A new report by the Icelandic government exploring welfare concerns around its own fin whale hunts has revealed that some of those killed can take as long as two hours to die. But the hunts may well be allowed to continue again in just a few weeks.
The shocking findings from the Icelandic food and veterinary authority were reached after a number of dead whales shot using grenade tipped harpoons during last year’s hunts were examined.
Together with our conservation partner in Iceland, Hard To Port, we recently alerted government officials to disturbing evidence of grenade-tipped harpoons failing to explode when fired into fin whales during the last hunt season. Iceland’s minister of food, agriculture and fisheries, Svandís Svavarsdóttir, then issued a regulation requiring her officials to begin onboard vessel monitoring.

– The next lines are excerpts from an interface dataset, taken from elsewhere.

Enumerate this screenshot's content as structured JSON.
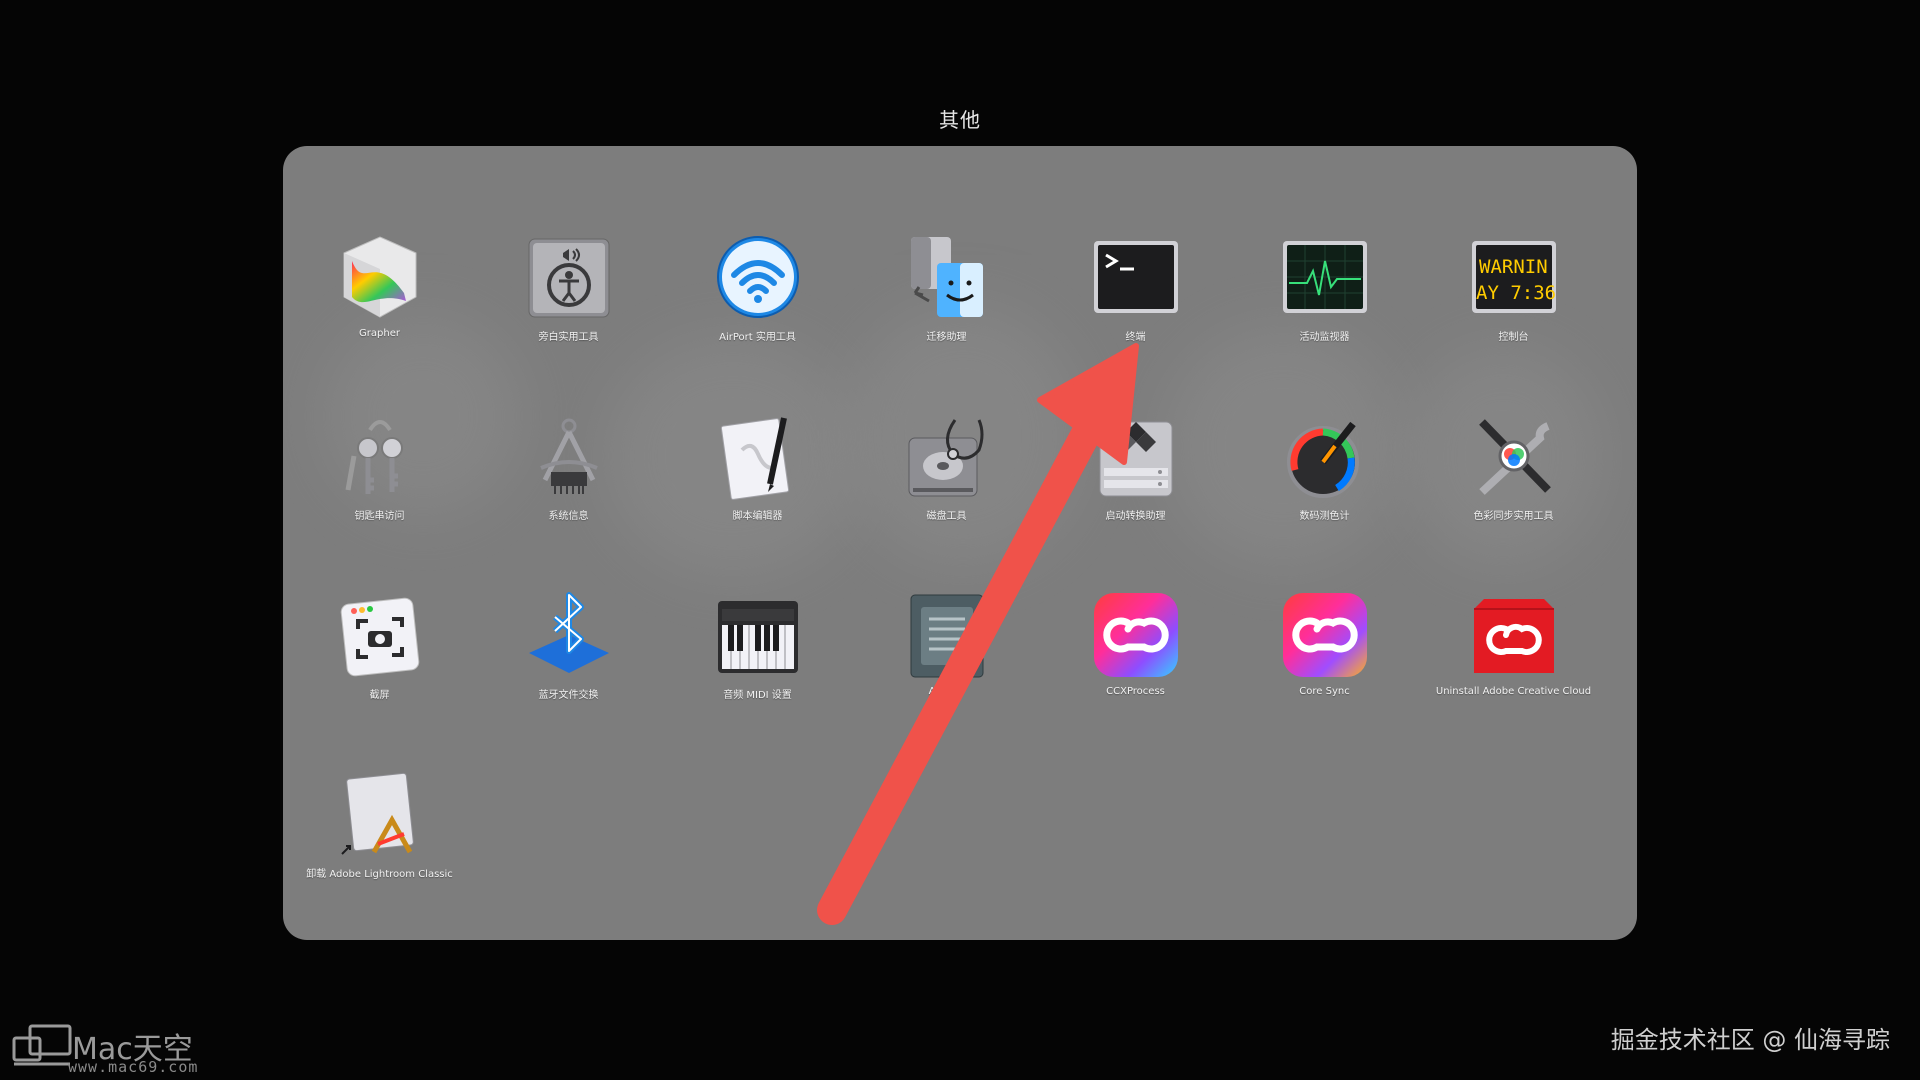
{
  "folder": {
    "title": "其他"
  },
  "apps": [
    {
      "label": "Grapher",
      "icon": "grapher-icon"
    },
    {
      "label": "旁白实用工具",
      "icon": "voiceover-utility-icon"
    },
    {
      "label": "AirPort 实用工具",
      "icon": "airport-utility-icon"
    },
    {
      "label": "迁移助理",
      "icon": "migration-assistant-icon"
    },
    {
      "label": "终端",
      "icon": "terminal-icon"
    },
    {
      "label": "活动监视器",
      "icon": "activity-monitor-icon"
    },
    {
      "label": "控制台",
      "icon": "console-icon",
      "text_top": "WARNIN",
      "text_bottom": "AY 7:36"
    },
    {
      "label": "钥匙串访问",
      "icon": "keychain-access-icon"
    },
    {
      "label": "系统信息",
      "icon": "system-information-icon"
    },
    {
      "label": "脚本编辑器",
      "icon": "script-editor-icon"
    },
    {
      "label": "磁盘工具",
      "icon": "disk-utility-icon"
    },
    {
      "label": "启动转换助理",
      "icon": "boot-camp-assistant-icon"
    },
    {
      "label": "数码测色计",
      "icon": "digital-color-meter-icon"
    },
    {
      "label": "色彩同步实用工具",
      "icon": "colorsync-utility-icon"
    },
    {
      "label": "截屏",
      "icon": "screenshot-icon"
    },
    {
      "label": "蓝牙文件交换",
      "icon": "bluetooth-file-exchange-icon"
    },
    {
      "label": "音频 MIDI 设置",
      "icon": "audio-midi-setup-icon"
    },
    {
      "label": "A        roker",
      "icon": "adobe-broker-icon"
    },
    {
      "label": "CCXProcess",
      "icon": "ccxprocess-icon"
    },
    {
      "label": "Core Sync",
      "icon": "core-sync-icon"
    },
    {
      "label": "Uninstall Adobe Creative Cloud",
      "icon": "uninstall-creative-cloud-icon"
    },
    {
      "label": "卸载 Adobe Lightroom Classic",
      "icon": "uninstall-lightroom-icon"
    }
  ],
  "annotation": {
    "color": "#f0524a",
    "points_to": "终端"
  },
  "watermark_left": {
    "logo": "Mac天空",
    "url": "www.mac69.com"
  },
  "watermark_right": {
    "text": "掘金技术社区 @ 仙海寻踪"
  }
}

The new report shows that nearly 40% of the fin whales shot struggled for approximately 11 and a half minutes before death, whilst some took over an hour to die. Many had to be shot more than once with just under half of those killed failing to die instantly. One whale with a harpoon stuck in his or her body was found to have been chased for five hours without being killed.
Minister Svavarsdóttir, described the report as alarming. She stated that there is a need for a discussion in Iceland about the hunts and the ‘values we want to be known for’.

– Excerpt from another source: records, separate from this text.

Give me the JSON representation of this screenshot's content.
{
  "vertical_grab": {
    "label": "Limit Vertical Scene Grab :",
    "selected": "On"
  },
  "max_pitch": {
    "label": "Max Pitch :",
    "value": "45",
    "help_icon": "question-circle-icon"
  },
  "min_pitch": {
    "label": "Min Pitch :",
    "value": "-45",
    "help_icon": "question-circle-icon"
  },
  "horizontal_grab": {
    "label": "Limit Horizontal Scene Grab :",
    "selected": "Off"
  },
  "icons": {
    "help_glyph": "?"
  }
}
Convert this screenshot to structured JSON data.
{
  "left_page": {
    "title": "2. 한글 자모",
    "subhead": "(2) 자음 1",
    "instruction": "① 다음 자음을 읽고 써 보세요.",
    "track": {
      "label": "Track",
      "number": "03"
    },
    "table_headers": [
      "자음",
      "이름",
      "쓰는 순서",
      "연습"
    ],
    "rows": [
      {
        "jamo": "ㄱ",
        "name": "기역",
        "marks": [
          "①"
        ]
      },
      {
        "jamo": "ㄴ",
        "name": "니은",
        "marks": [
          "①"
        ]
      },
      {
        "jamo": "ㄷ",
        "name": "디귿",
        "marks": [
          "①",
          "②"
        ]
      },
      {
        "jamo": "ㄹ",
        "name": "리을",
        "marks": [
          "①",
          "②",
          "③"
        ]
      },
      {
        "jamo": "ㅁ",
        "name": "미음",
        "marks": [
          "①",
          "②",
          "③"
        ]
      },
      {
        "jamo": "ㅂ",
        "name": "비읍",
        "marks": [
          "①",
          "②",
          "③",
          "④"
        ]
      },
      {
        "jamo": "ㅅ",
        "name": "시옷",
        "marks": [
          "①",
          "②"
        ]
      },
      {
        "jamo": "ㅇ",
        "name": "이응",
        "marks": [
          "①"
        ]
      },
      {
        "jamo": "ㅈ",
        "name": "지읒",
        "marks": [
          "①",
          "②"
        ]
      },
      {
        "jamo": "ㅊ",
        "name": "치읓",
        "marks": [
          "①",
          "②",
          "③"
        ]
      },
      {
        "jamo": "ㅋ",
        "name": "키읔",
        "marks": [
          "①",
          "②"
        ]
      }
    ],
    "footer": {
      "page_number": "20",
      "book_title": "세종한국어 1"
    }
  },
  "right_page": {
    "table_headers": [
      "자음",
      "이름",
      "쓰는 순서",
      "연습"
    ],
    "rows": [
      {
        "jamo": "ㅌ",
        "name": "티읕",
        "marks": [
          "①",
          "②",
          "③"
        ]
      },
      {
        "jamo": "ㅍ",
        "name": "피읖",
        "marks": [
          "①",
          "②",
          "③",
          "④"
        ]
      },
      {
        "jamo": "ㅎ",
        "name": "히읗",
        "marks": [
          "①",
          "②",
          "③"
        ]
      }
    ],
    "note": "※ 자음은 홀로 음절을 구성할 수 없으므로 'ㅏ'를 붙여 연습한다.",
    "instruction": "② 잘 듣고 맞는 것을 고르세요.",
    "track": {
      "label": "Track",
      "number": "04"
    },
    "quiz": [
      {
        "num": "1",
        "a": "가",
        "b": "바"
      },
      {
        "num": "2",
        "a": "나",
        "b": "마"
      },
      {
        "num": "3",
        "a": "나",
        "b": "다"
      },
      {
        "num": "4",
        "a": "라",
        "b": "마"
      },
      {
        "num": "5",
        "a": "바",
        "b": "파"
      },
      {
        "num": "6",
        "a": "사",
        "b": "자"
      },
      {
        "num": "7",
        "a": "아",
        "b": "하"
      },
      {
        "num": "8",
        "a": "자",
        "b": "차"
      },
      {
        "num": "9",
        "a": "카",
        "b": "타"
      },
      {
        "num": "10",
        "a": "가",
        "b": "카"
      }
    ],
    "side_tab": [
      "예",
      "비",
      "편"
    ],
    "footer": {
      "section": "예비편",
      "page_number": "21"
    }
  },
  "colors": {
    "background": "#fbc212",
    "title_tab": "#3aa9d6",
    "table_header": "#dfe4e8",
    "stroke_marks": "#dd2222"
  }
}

‘I believe that industries incapable of guaranteeing animal welfare should be considered part of our past rather than our future’, she said. ‘This report, along with the expert council on animal welfare’s findings, will serve as essential background material for making decisions about the future of whaling post 2023.’
The minister has previously cast doubt over the future of the hunts in Iceland, saying that there is now little justification for authorizing whaling. She also stated that whaling has damaged Iceland's reputation and negatively affected exports, comments echoed by the Icelandic Tourist Board.
But doubts remain over the hunts being stopped immediately. ‘These devastating findings confirm that whaling in Iceland should end now’ said Astrid Fuchs, WDC anti whaling campaigner. ‘The hunting ships are currently being made ready to start hunting in June. However, the minister allegedly currently sees no legal basis for preventing this, since the license has already been granted.’
Fin whales are listed as ‘vulnerable’ by the International Union for Conservation of Nature (IUCN) but 148 were killed in the Icelandic hunts last year. With little demand for the meat and growing scientific evidence of the important role whales play in helping to fight climate breakdown, it makes no sense to continue with this cruel slaughter.